Mentions: Synaptic injury is often associated with damage of neuronal dendrites in AD brain. Thus, brain sections were labeled with a MAP2 antibody to assess synapto-dendritic damage (Figure 6). Results showed that NSC and WT group mice exhibited comparable levels of MAP2 immunoreactivity in the frontal cortex and hippocampus (ANOVA with post hoc Tukey’s test, p = 0.316 and p = 0.321 respectively; Figure 6A). Compared with PBS group, NSC group mice exhibited a notable increase in % area of the neuropil covered by MAP2-staining dendrites (p = 0.019; p = 0.010), and there was no significant difference in MAP2 immunoreactivity between NSC group and WT mice (p = 0.316 and p = 0.321 respectively). Ultrastructure analysis showed that unmyelinated nerves appeared enlarged in appearance and mussy in organization in the frontal cortex and hippocampus of PBS group mice, whereas the damage was notably repaired in NSC group mice. Likewise, compared with PBS group, myelinated nerves were relatively intact in myelin sheath in both NSC group and WT mice (Figure 6B).

View Article: PubMed Central - PubMed

ABSTRACT

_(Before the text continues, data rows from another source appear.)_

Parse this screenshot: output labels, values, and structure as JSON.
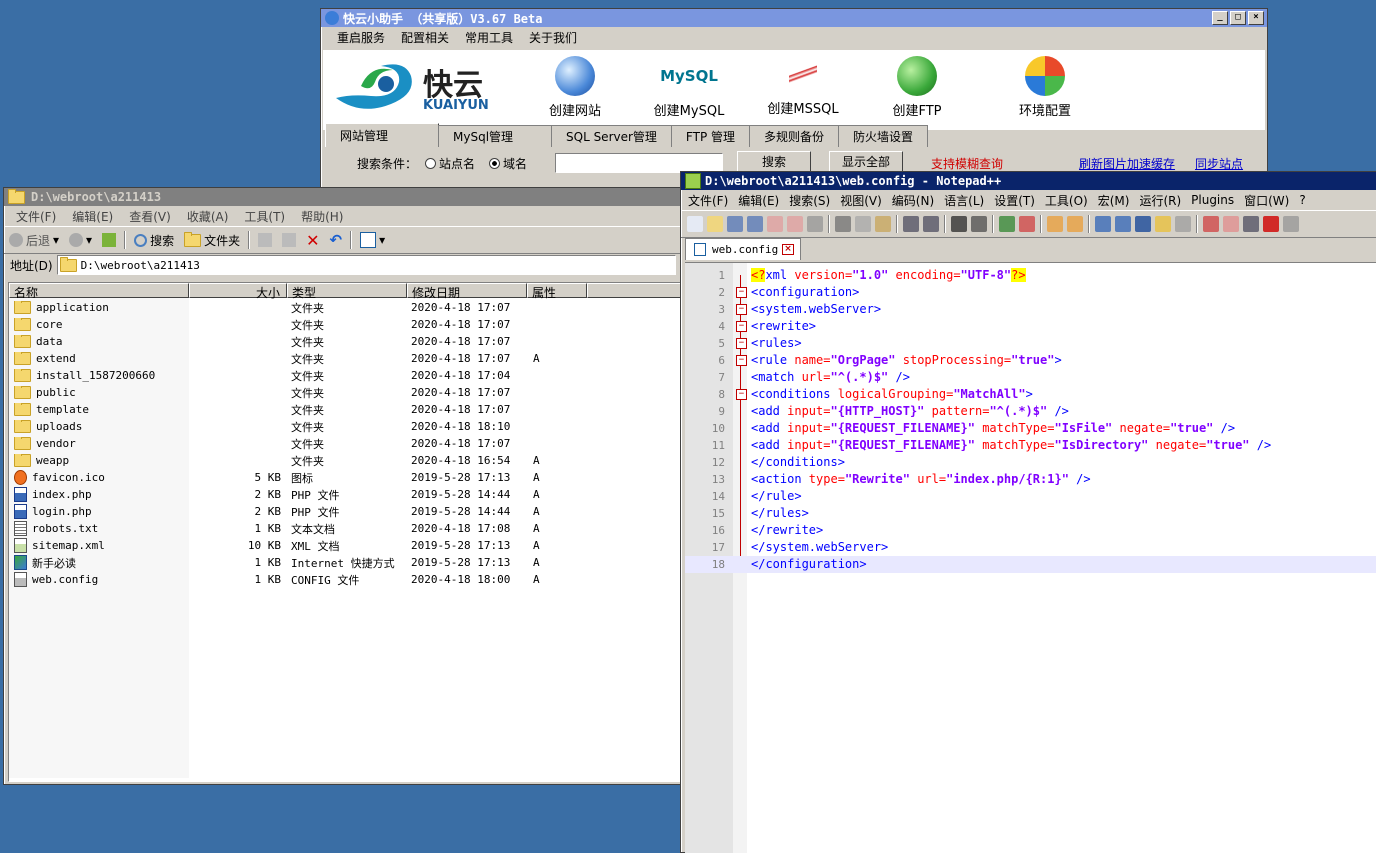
{
  "kuaiyun": {
    "title": "快云小助手 （共享版）V3.67 Beta",
    "menu": [
      "重启服务",
      "配置相关",
      "常用工具",
      "关于我们"
    ],
    "logo_text": "快云",
    "logo_sub": "KUAIYUN",
    "tools": [
      {
        "label": "创建网站",
        "icon": "globe-icon"
      },
      {
        "label": "创建MySQL",
        "icon": "mysql-icon"
      },
      {
        "label": "创建MSSQL",
        "icon": "sqlserver-icon"
      },
      {
        "label": "创建FTP",
        "icon": "ftp-icon"
      },
      {
        "label": "环境配置",
        "icon": "windows-icon"
      }
    ],
    "tabs": [
      "网站管理",
      "MySql管理",
      "SQL Server管理",
      "FTP 管理",
      "多规则备份",
      "防火墙设置"
    ],
    "search_label": "搜索条件：",
    "radio_site": "站点名",
    "radio_domain": "域名",
    "search_btn": "搜索",
    "show_all_btn": "显示全部",
    "fuzzy_text": "支持模糊查询",
    "link_refresh": "刷新图片加速缓存",
    "link_sync": "同步站点",
    "colors": {
      "fuzzy": "#d00000",
      "link": "#0000cc"
    }
  },
  "explorer": {
    "title": "D:\\webroot\\a211413",
    "menu": [
      "文件(F)",
      "编辑(E)",
      "查看(V)",
      "收藏(A)",
      "工具(T)",
      "帮助(H)"
    ],
    "toolbar": {
      "back": "后退",
      "search": "搜索",
      "folders": "文件夹"
    },
    "address_label": "地址(D)",
    "address": "D:\\webroot\\a211413",
    "columns": [
      "名称",
      "大小",
      "类型",
      "修改日期",
      "属性"
    ],
    "files": [
      {
        "name": "application",
        "size": "",
        "type": "文件夹",
        "date": "2020-4-18 17:07",
        "attr": "",
        "icon": "folder"
      },
      {
        "name": "core",
        "size": "",
        "type": "文件夹",
        "date": "2020-4-18 17:07",
        "attr": "",
        "icon": "folder"
      },
      {
        "name": "data",
        "size": "",
        "type": "文件夹",
        "date": "2020-4-18 17:07",
        "attr": "",
        "icon": "folder"
      },
      {
        "name": "extend",
        "size": "",
        "type": "文件夹",
        "date": "2020-4-18 17:07",
        "attr": "A",
        "icon": "folder"
      },
      {
        "name": "install_1587200660",
        "size": "",
        "type": "文件夹",
        "date": "2020-4-18 17:04",
        "attr": "",
        "icon": "folder"
      },
      {
        "name": "public",
        "size": "",
        "type": "文件夹",
        "date": "2020-4-18 17:07",
        "attr": "",
        "icon": "folder"
      },
      {
        "name": "template",
        "size": "",
        "type": "文件夹",
        "date": "2020-4-18 17:07",
        "attr": "",
        "icon": "folder"
      },
      {
        "name": "uploads",
        "size": "",
        "type": "文件夹",
        "date": "2020-4-18 18:10",
        "attr": "",
        "icon": "folder"
      },
      {
        "name": "vendor",
        "size": "",
        "type": "文件夹",
        "date": "2020-4-18 17:07",
        "attr": "",
        "icon": "folder"
      },
      {
        "name": "weapp",
        "size": "",
        "type": "文件夹",
        "date": "2020-4-18 16:54",
        "attr": "A",
        "icon": "folder"
      },
      {
        "name": "favicon.ico",
        "size": "5 KB",
        "type": "图标",
        "date": "2019-5-28 17:13",
        "attr": "A",
        "icon": "ico-file"
      },
      {
        "name": "index.php",
        "size": "2 KB",
        "type": "PHP 文件",
        "date": "2019-5-28 14:44",
        "attr": "A",
        "icon": "php-file"
      },
      {
        "name": "login.php",
        "size": "2 KB",
        "type": "PHP 文件",
        "date": "2019-5-28 14:44",
        "attr": "A",
        "icon": "php-file"
      },
      {
        "name": "robots.txt",
        "size": "1 KB",
        "type": "文本文档",
        "date": "2020-4-18 17:08",
        "attr": "A",
        "icon": "txt-file"
      },
      {
        "name": "sitemap.xml",
        "size": "10 KB",
        "type": "XML 文档",
        "date": "2019-5-28 17:13",
        "attr": "A",
        "icon": "xml-file"
      },
      {
        "name": "新手必读",
        "size": "1 KB",
        "type": "Internet 快捷方式",
        "date": "2019-5-28 17:13",
        "attr": "A",
        "icon": "url-file"
      },
      {
        "name": "web.config",
        "size": "1 KB",
        "type": "CONFIG 文件",
        "date": "2020-4-18 18:00",
        "attr": "A",
        "icon": "config-file"
      }
    ]
  },
  "notepad": {
    "title": "D:\\webroot\\a211413\\web.config - Notepad++",
    "menu": [
      "文件(F)",
      "编辑(E)",
      "搜索(S)",
      "视图(V)",
      "编码(N)",
      "语言(L)",
      "设置(T)",
      "工具(O)",
      "宏(M)",
      "运行(R)",
      "Plugins",
      "窗口(W)",
      "?"
    ],
    "tab": "web.config",
    "lines": [
      "<?xml version=\"1.0\" encoding=\"UTF-8\"?>",
      "<configuration>",
      "<system.webServer>",
      "<rewrite>",
      "<rules>",
      "<rule name=\"OrgPage\" stopProcessing=\"true\">",
      "<match url=\"^(.*)$\" />",
      "<conditions logicalGrouping=\"MatchAll\">",
      "<add input=\"{HTTP_HOST}\" pattern=\"^(.*)$\" />",
      "<add input=\"{REQUEST_FILENAME}\" matchType=\"IsFile\" negate=\"true\" />",
      "<add input=\"{REQUEST_FILENAME}\" matchType=\"IsDirectory\" negate=\"true\" />",
      "</conditions>",
      "<action type=\"Rewrite\" url=\"index.php/{R:1}\" />",
      "</rule>",
      "</rules>",
      "</rewrite>",
      "</system.webServer>",
      "</configuration>"
    ],
    "fold_markers": [
      2,
      3,
      4,
      5,
      6,
      8
    ]
  }
}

Alzheimer&rsquo;s disease (AD), the most frequent type of dementia, is featured by A&beta; pathology, neural degeneration and cognitive decline. To date, there is no cure for this disease. Neural stem cell (NSC) transplantation provides new promise for treating AD. Many studies report that intra-hippocampal transplantation of murine NSCs improved cognition in rodents with AD by alleviating neurodegeneration via neuronal complement or replacement. However, few reports examined the potential of human NSC transplantation for AD. In this study, we implanted human brain-derived NSCs (hNSCs) into bilateral hippocampus of an amyloid precursor protein (APP)/presenilin 1 (PS1) transgenic (Tg) mouse model of AD to test the effects of hNSC transplantation on Alzheimer&rsquo;s behavior and neuropathology. Six weeks later, transplanted hNSCs engrafted into the brains of AD mice, migrated dispersedly in broad brain regions, and some of them differentiated into neural cell types of central nervous system (CNS). The hNSC transplantation restored the recognition, learning and memory deficits but not anxiety tasks in AD mice. Although A&beta; plaques were not significantly reduced, the neuronal, synaptic and nerve fiber density was significantly increased in the frontal cortex and hippocampus of hNSC-treated AD mice, suggesting of improved neuronal connectivity in AD brains after hNSC transplantation. Ultrastructural analysis confirmed that synapses and nerve fibers maintained relatively well-structured shapes in these mice. Furthermore, in vivo magnetic resonance spectroscopy (MRS) showed that hNSC-treated mice had notably increased levels of N-acetylaspartate (NAA) and Glu in the frontal cortex and hippocampus, suggesting that neuronal metabolic activity was improved in AD brains after hNSC transplantation. These results suggest that transplanted hNSCs rescued Alzheimer&rsquo;s cognition by enhancing neuronal connectivity and metabolic activity through a compensation mechanism in APP/PS1 mice. This study provides preclinical evidence that hNSC transplantation can be a possible and feasible strategy for treating patients with AD.

No MeSH data available.


Related in: MedlinePlus